IT strikes me that sending your new book off to the printers is a little like your young child's first day of school.
The little offspring ROSE BLACK: DEMON SEED was conceived by Tom Campbell and I about five years ago ... and we had all the usual late night "feeds" of ideas; creative "nappy changes"; its first steps and first words; leading all the way through various "design nursery" misdemeanors before finally being ready to be unleashed into the big-wide world without its parents.
We've been able to pick the best school (printers) for our child's needs; and after choosing the right uniform (cover and design) and sorting out transport (delivery), we settled down for an early night and an earlier rise.
While I'm pretty sure I've taken broad liberties with this metaphor, there is absolutely no doubt independent comic-book publishers view their books more like "children" than the huge mainstream outfits do.
If you're a parent, I'm sure you'll understand if your child's being excluded from the current curriculum or find the young one being picked on or bullied by the establishment, you'd be none too pleased.
This is the position that we find our young "children" in every term ... facing up against the 'Big Two' who all the young retailers crowd around to curry favour.
No one knows whether our kid is a tremendous football player or a fantastic athlete because he's stuck on the bench behind the 'popular elite' of the class.
I know many retailers who don't have much faith in independent product ... and, like school bullying, that's just wrong.
But here's a true story.
When we first solicited The Freedom Collective - one of our older children - to Diamond back in 2005, we were rejected by Previews' editorial committee as being 'poor quality'. We howked the youngster around the UK comic festivals that year and the well-turned-out infant achieved an instant following, gathering 3000 fans (Go look at http://www.roughcut-comics.com/ if you HAVEN'T seen our little jewel).
When it was resubmitted to Diamond a few years later, it was accepted ... and attracted more than 1,000 invitations from retailers.
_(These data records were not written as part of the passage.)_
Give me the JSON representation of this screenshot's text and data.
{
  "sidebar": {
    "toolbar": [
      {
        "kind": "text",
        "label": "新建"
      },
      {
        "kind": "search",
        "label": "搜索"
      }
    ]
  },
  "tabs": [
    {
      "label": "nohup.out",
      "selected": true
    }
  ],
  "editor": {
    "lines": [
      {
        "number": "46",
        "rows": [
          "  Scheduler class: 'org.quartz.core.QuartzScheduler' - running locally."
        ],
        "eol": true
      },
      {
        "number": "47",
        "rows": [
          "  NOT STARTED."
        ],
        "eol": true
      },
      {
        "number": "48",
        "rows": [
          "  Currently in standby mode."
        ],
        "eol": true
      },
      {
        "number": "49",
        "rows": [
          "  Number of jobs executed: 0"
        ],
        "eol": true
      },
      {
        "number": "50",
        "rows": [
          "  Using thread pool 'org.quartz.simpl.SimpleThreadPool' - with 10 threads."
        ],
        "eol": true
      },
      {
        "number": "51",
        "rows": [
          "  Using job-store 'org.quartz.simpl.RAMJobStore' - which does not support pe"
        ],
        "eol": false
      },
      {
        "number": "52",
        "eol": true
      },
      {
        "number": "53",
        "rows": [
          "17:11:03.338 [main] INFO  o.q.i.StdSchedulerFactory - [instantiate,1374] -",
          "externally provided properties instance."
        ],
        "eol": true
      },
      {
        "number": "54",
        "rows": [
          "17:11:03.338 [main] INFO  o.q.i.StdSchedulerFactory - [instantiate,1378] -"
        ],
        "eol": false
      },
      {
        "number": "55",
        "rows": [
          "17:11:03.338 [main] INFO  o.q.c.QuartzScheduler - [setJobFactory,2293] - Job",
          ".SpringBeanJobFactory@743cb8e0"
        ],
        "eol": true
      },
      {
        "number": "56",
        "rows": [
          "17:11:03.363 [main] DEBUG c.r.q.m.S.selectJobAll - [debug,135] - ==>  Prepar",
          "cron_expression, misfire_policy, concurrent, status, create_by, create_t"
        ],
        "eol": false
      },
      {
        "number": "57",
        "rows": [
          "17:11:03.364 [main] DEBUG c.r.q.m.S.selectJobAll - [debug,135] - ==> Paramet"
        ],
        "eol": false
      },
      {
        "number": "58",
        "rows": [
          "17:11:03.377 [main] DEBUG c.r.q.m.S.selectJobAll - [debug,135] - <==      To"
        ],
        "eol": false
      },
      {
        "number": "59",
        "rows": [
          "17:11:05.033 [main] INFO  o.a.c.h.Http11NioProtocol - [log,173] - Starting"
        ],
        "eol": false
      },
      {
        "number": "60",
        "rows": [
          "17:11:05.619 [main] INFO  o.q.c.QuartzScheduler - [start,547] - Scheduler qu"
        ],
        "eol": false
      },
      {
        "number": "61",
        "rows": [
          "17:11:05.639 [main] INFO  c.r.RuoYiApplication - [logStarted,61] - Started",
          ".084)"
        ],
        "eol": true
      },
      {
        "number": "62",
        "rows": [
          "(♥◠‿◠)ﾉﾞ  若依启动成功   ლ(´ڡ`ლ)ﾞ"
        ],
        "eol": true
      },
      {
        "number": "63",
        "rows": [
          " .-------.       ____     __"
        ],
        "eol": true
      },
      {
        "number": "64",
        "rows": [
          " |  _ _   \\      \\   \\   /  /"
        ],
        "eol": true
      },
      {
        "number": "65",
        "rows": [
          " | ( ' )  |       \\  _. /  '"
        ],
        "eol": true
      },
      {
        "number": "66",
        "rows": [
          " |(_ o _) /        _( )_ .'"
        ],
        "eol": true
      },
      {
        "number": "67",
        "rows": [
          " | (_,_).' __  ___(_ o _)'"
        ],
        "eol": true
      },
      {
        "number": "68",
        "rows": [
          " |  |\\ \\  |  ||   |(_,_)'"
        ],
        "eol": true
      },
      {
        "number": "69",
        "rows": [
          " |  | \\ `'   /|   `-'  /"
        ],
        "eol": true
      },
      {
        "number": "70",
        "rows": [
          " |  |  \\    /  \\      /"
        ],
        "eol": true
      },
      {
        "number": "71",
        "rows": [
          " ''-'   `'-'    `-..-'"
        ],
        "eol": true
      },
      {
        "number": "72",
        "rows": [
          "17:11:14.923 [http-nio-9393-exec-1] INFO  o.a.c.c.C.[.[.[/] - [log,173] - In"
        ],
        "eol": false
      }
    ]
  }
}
It was applauded by Prefect Alex Ross and a head boy called Grant Morrison. I guess, the 'poor quality' pupil had some merit after all.
I'm thankful our big family gets some kind of worldwide support, but I always think about our Freedom Collective child's first school outing .. punted to the back of the class only to become a star pupil as the term moved on.
I'm glad there are new moves afoot to promote these young stars in British retailer outfits. And I look forward to promoting that in a future blog.
Right now, I ask all comic-book retailers to invite any new indie-product into their gang. There are a healthy array of talent in this year's class which are packed with 'hidden depths'; and it would be a good idea to let them florish.
As for little Rose and her DEMON SEED, I have high hopes for the term ahead.
I think she's be a popular girl with a great personality and a fantastic dress sense. Oh God, before I know it ... she'll been married off and living in Hollywood.
She's available to order from www.roughcut-comics.com/pages/frames.html and click on STORE.